* _What to produce_:
Return all the lines below in which the string "JSON" appears.

Interface dataset entries
- - -

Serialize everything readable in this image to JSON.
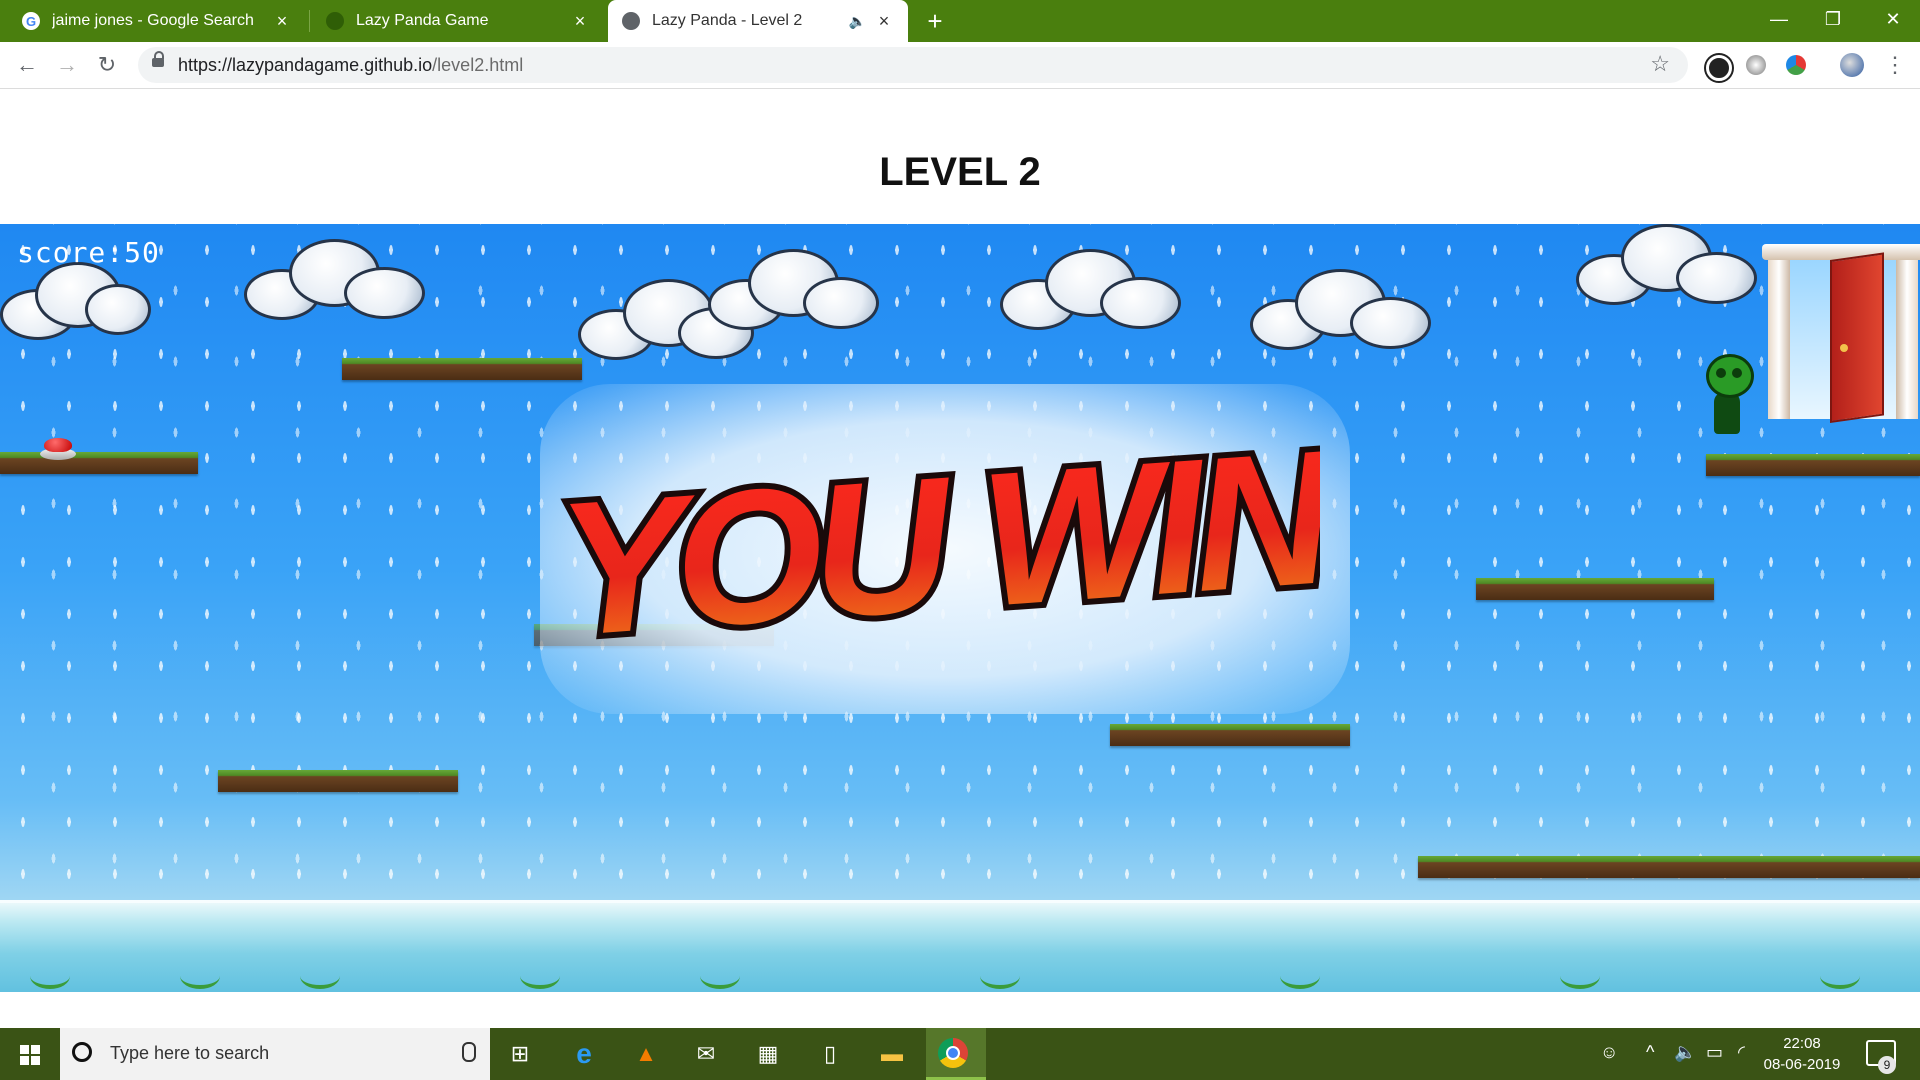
{
  "browser": {
    "tabs": [
      {
        "title": "jaime jones - Google Search",
        "close": "×"
      },
      {
        "title": "Lazy Panda Game",
        "close": "×"
      },
      {
        "title": "Lazy Panda - Level 2",
        "close": "×"
      }
    ],
    "new_tab": "+",
    "window_controls": {
      "minimize": "—",
      "maximize": "❐",
      "close": "✕"
    },
    "nav": {
      "back": "←",
      "forward": "→",
      "reload": "↻"
    },
    "url": {
      "host": "https://lazypandagame.github.io",
      "path": "/level2.html"
    },
    "bookmark": "☆",
    "menu": "⋮"
  },
  "page": {
    "heading": "LEVEL 2",
    "game": {
      "score_text": "score:50",
      "banner": "YOU WIN"
    }
  },
  "taskbar": {
    "search_placeholder": "Type here to search",
    "time": "22:08",
    "date": "08-06-2019",
    "notification_count": "9"
  },
  "colors": {
    "chrome_frame": "#4a7f0e",
    "taskbar": "#3a5315",
    "sky": "#1f88f2",
    "banner_red": "#e8261b"
  },
  "icons": [
    "google-icon",
    "globe-icon",
    "speaker-icon",
    "lock-icon",
    "star-icon",
    "windows-icon",
    "cortana-icon",
    "edge-icon",
    "vlc-icon",
    "mail-icon",
    "store-icon",
    "files-icon",
    "explorer-icon",
    "chrome-icon"
  ]
}
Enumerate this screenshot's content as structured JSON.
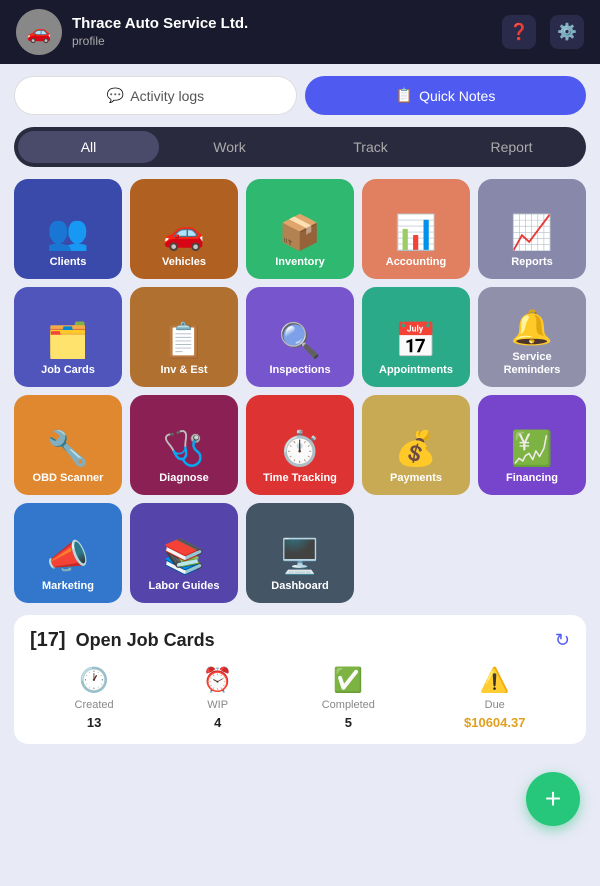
{
  "header": {
    "company": "Thrace Auto Service Ltd.",
    "subtitle": "profile",
    "avatar_emoji": "🚗",
    "help_icon": "❓",
    "settings_icon": "⚙️"
  },
  "tabs": {
    "activity_label": "Activity logs",
    "activity_icon": "💬",
    "quicknotes_label": "Quick Notes",
    "quicknotes_icon": "📋"
  },
  "filters": [
    {
      "id": "all",
      "label": "All",
      "active": true
    },
    {
      "id": "work",
      "label": "Work",
      "active": false
    },
    {
      "id": "track",
      "label": "Track",
      "active": false
    },
    {
      "id": "report",
      "label": "Report",
      "active": false
    }
  ],
  "grid_items": [
    {
      "id": "clients",
      "label": "Clients",
      "icon": "👥",
      "bg": "#3a4aaa"
    },
    {
      "id": "vehicles",
      "label": "Vehicles",
      "icon": "🚗",
      "bg": "#b06020"
    },
    {
      "id": "inventory",
      "label": "Inventory",
      "icon": "📦",
      "bg": "#2eb870"
    },
    {
      "id": "accounting",
      "label": "Accounting",
      "icon": "📊",
      "bg": "#e08060"
    },
    {
      "id": "reports",
      "label": "Reports",
      "icon": "📈",
      "bg": "#8888aa"
    },
    {
      "id": "job-cards",
      "label": "Job Cards",
      "icon": "🗂️",
      "bg": "#5055bb"
    },
    {
      "id": "inv-est",
      "label": "Inv & Est",
      "icon": "📋",
      "bg": "#b07030"
    },
    {
      "id": "inspections",
      "label": "Inspections",
      "icon": "🔍",
      "bg": "#7755cc"
    },
    {
      "id": "appointments",
      "label": "Appointments",
      "icon": "📅",
      "bg": "#2aaa88"
    },
    {
      "id": "service-reminders",
      "label": "Service Reminders",
      "icon": "🔔",
      "bg": "#9090aa"
    },
    {
      "id": "obd-scanner",
      "label": "OBD Scanner",
      "icon": "🔧",
      "bg": "#e08830"
    },
    {
      "id": "diagnose",
      "label": "Diagnose",
      "icon": "🩺",
      "bg": "#8b2055"
    },
    {
      "id": "time-tracking",
      "label": "Time Tracking",
      "icon": "⏱️",
      "bg": "#dd3333"
    },
    {
      "id": "payments",
      "label": "Payments",
      "icon": "💰",
      "bg": "#c8aa55"
    },
    {
      "id": "financing",
      "label": "Financing",
      "icon": "💹",
      "bg": "#7744cc"
    },
    {
      "id": "marketing",
      "label": "Marketing",
      "icon": "📣",
      "bg": "#3377cc"
    },
    {
      "id": "labor-guides",
      "label": "Labor Guides",
      "icon": "📚",
      "bg": "#5544aa"
    },
    {
      "id": "dashboard",
      "label": "Dashboard",
      "icon": "🖥️",
      "bg": "#445566"
    }
  ],
  "open_jobs": {
    "count": "[17]",
    "title": "Open Job Cards",
    "stats": [
      {
        "id": "created",
        "label": "Created",
        "value": "13",
        "icon": "🕐",
        "icon_color": "#888"
      },
      {
        "id": "wip",
        "label": "WIP",
        "value": "4",
        "icon": "⏰",
        "icon_color": "#888"
      },
      {
        "id": "completed",
        "label": "Completed",
        "value": "5",
        "icon": "✅",
        "icon_color": "#2eb870"
      },
      {
        "id": "due",
        "label": "Due",
        "value": "$10604.37",
        "icon": "⚠️",
        "icon_color": "#e0a020",
        "is_due": true
      }
    ]
  },
  "fab": {
    "icon": "+",
    "label": "add"
  }
}
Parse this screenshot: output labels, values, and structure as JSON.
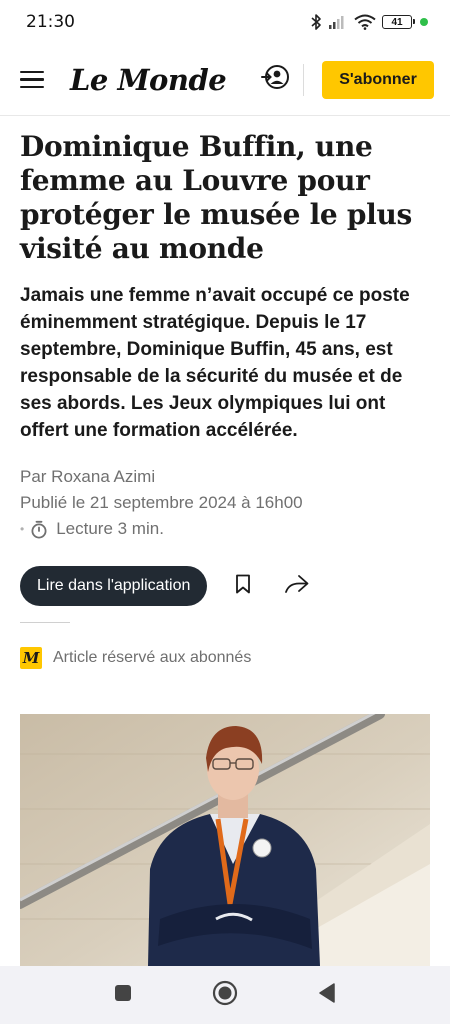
{
  "status_bar": {
    "time": "21:30",
    "battery_level": "41",
    "icons": [
      "bluetooth-icon",
      "signal-icon",
      "wifi-icon",
      "battery-icon"
    ]
  },
  "header": {
    "logo": "Le Monde",
    "account_icon": "account-login-icon",
    "subscribe_label": "S'abonner",
    "accent_color": "#ffc700"
  },
  "article": {
    "headline": "Dominique Buffin, une femme au Louvre pour protéger le musée le plus visité au monde",
    "standfirst": "Jamais une femme n’avait occupé ce poste éminemment stratégique. Depuis le 17 septembre, Dominique Buffin, 45 ans, est responsable de la sécurité du musée et de ses abords. Les Jeux olympiques lui ont offert une formation accélérée.",
    "author": "Par Roxana Azimi",
    "published": "Publié le 21 septembre 2024 à 16h00",
    "reading_time": "Lecture 3 min.",
    "app_button_label": "Lire dans l'application",
    "subscriber_badge": "M",
    "subscriber_note": "Article réservé aux abonnés"
  },
  "navbar": {
    "icons": [
      "recent-apps-icon",
      "home-icon",
      "back-icon"
    ]
  }
}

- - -

* _Answer box_:
Serialize everything readable in this image to JSON.
Enumerate this screenshot's content as structured JSON.
Parse this screenshot: output labels, values, and structure as JSON.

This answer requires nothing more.